4. Global Outbreak Of Bird Flu Warning By Chinese Scientist
5. TWO India Doctors Listed in TIME for Contribution to Global Health
6. Global Hospitals coming to city of Joy
7. John Hopkins CGHH program provides Global Health education
8. Ban on Global fund lifted in Uganda
9. Global Warming Could Cause 5 Million Illnesses: WHO
10. Global Health Bonds to Improve Health Care Facilities for the Underprivileged.
11. Skin Cancer Research To Go Global
Post Your Comments:
*Name:
*Comment:
*Email:


(Date:6/27/2016)... ... June 27, 2016 , ... A revolution is underway. ... ambulance transport experience for the millions of people who require these medical transport ... taxi industry through the use of technology. Now, SmartEMS has put forth an ...
(Date:6/26/2016)... ... 26, 2016 , ... PawPaws brand pet supplements owned by Whole ... enhance the health of felines. The formula is all-natural and is made from Chinese ... PawPaws Cat Kidney Support Supplement Soft Chews are Astragalus Root Extract and ...
(Date:6/25/2016)... ... 25, 2016 , ... The temporary closing of Bruton Memorial Library on June 21 due to ... a new, often overlooked aspect of head lice: the parasite’s ability to live away from ... common occurrence, but a necessary one in the event that lice have simply gotten out ...
(Date:6/25/2016)... ... ... On Friday, June 10, Van Mitchell, Secretary of the Maryland Department of Health and ... their exemplary accomplishments in worksite health promotion. , The Wellness at Work Awards took ... the BWI Marriott in Linthicum Heights. iHire was one of 42 businesses to receive ...
(Date:6/24/2016)... , ... June 24, 2016 , ... Marcy was in a crisis. Her son James, ... out at his family verbally and physically. , “When something upset him, he couldn’t control ... use it. He would throw rocks at my other children and say he was going ...
Breaking Medicine News(10 mins):
(Date:6/24/2016)...  Collagen Matrix, Inc., ("Collagen Matrix") the driving ... collagen and mineral based medical devices for tissue ... Messer has joined the company as Vice ... growing portfolio of oral surgery, neurosurgery, orthopaedic and ... the Collagen Matrix executive team as an accomplished ...
(Date:6/24/2016)... , June 24, 2016 ... the "Structural Electronics 2015-2025: Applications, Technologies, Forecasts" ... In-Mold Electronics, Smart Skin, Structural ... Structural electronics involves electronic and/or ... protective structures, replacing dumb structures such as vehicle ...
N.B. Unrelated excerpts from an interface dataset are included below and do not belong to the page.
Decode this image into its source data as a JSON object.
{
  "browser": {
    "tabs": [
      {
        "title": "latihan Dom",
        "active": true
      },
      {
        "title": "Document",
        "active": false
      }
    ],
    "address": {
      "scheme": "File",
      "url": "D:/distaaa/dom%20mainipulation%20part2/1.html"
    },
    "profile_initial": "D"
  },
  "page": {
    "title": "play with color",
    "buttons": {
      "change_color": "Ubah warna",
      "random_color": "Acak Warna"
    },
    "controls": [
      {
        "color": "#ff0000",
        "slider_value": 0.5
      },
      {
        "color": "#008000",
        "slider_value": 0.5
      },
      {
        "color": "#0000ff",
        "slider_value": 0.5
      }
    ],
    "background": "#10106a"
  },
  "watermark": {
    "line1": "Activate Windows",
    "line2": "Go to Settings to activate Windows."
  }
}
(Date:6/24/2016)... Research and Markets has announced the addition of ... report to their offering. ... The World Market for Companion Diagnostics covers the world market ... the report includes the following: , World ... Region (N. America, EU, ROW), 2015-2020 , World IVD ...
Breaking Medicine Technology: